▶ Action item
Search the data below for the string "icon". Extract every line that contains it.

Page and application data records:
--- --- ---

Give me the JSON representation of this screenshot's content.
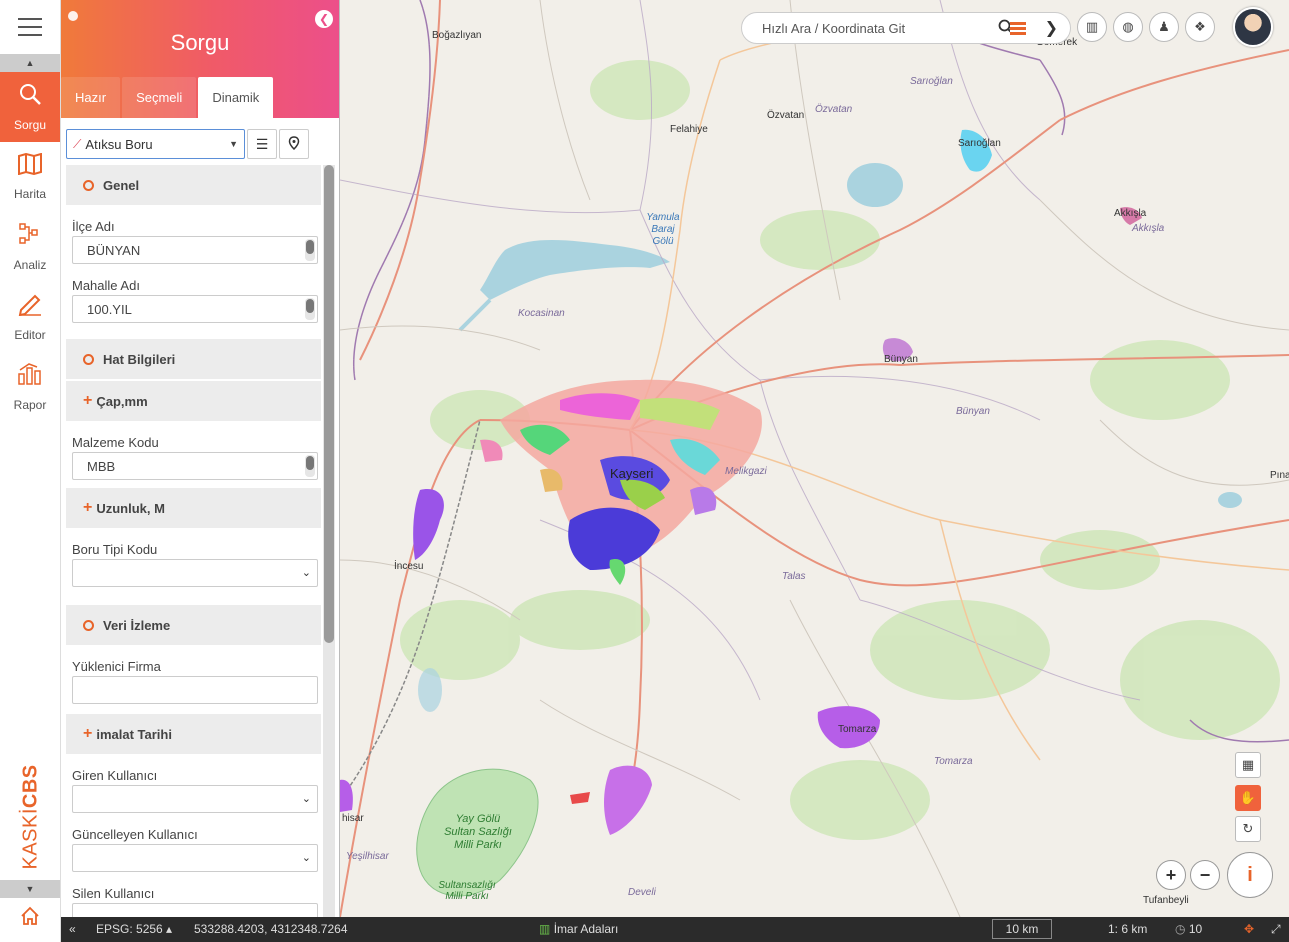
{
  "rail": {
    "items": [
      {
        "label": "Sorgu",
        "icon": "search-icon"
      },
      {
        "label": "Harita",
        "icon": "map-icon"
      },
      {
        "label": "Analiz",
        "icon": "analysis-icon"
      },
      {
        "label": "Editor",
        "icon": "editor-icon"
      },
      {
        "label": "Rapor",
        "icon": "report-icon"
      }
    ],
    "brand_a": "KASKİ",
    "brand_b": "CBS"
  },
  "panel": {
    "title": "Sorgu",
    "tabs": [
      "Hazır",
      "Seçmeli",
      "Dinamik"
    ],
    "active_tab": "Dinamik",
    "layer": "Atıksu Boru"
  },
  "form": {
    "genel": "Genel",
    "ilce_label": "İlçe Adı",
    "ilce_value": "BÜNYAN",
    "mahalle_label": "Mahalle Adı",
    "mahalle_value": "100.YIL",
    "hat": "Hat Bilgileri",
    "cap": "Çap,mm",
    "malzeme_label": "Malzeme Kodu",
    "malzeme_value": "MBB",
    "uzunluk": "Uzunluk, M",
    "boru_tipi_label": "Boru Tipi Kodu",
    "veri": "Veri İzleme",
    "yuklenici_label": "Yüklenici Firma",
    "imalat": "imalat Tarihi",
    "giren_label": "Giren Kullanıcı",
    "guncelleyen_label": "Güncelleyen Kullanıcı",
    "silen_label": "Silen Kullanıcı"
  },
  "map": {
    "search_placeholder": "Hızlı Ara / Koordinata Git",
    "labels": {
      "bogazliyan": "Boğazlıyan",
      "felahiye": "Felahiye",
      "ozvatan": "Özvatan",
      "ozvatan2": "Özvatan",
      "sarioglan": "Sarıoğlan",
      "sarioglan2": "Sarıoğlan",
      "akkisla": "Akkışla",
      "akkisla2": "Akkışla",
      "yamula": "Yamula Baraj Gölü",
      "kocasinan": "Kocasinan",
      "bunyan": "Bünyan",
      "bunyan2": "Bünyan",
      "kayseri": "Kayseri",
      "melikgazi": "Melikgazi",
      "kocasinan_city": "Talas",
      "incesu": "İncesu",
      "talas": "Talas",
      "tomarza": "Tomarza",
      "tomarza2": "Tomarza",
      "sultan": "Yay Gölü Sultan Sazlığı Milli Parkı",
      "sultan2": "Sultansazlığı Milli Parkı",
      "develi": "Develi",
      "yesilhisar": "Yeşilhisar",
      "hisar": "hisar",
      "tufanbeyli": "Tufanbeyli",
      "pinarbasi": "Pına",
      "gomerek": "Gömerek"
    }
  },
  "status": {
    "epsg": "EPSG: 5256",
    "coords": "533288.4203,  4312348.7264",
    "layer": "İmar Adaları",
    "scale_bar": "10 km",
    "ratio": "1: 6 km",
    "zoom": "10"
  },
  "colors": {
    "accent": "#f0623c",
    "brand": "#e8642a",
    "header_gradient_end": "#ec4f8a"
  }
}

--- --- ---

▶ Response box
        "icon": "search-icon"
        "icon": "map-icon"
        "icon": "analysis-icon"
        "icon": "editor-icon"
        "icon": "report-icon"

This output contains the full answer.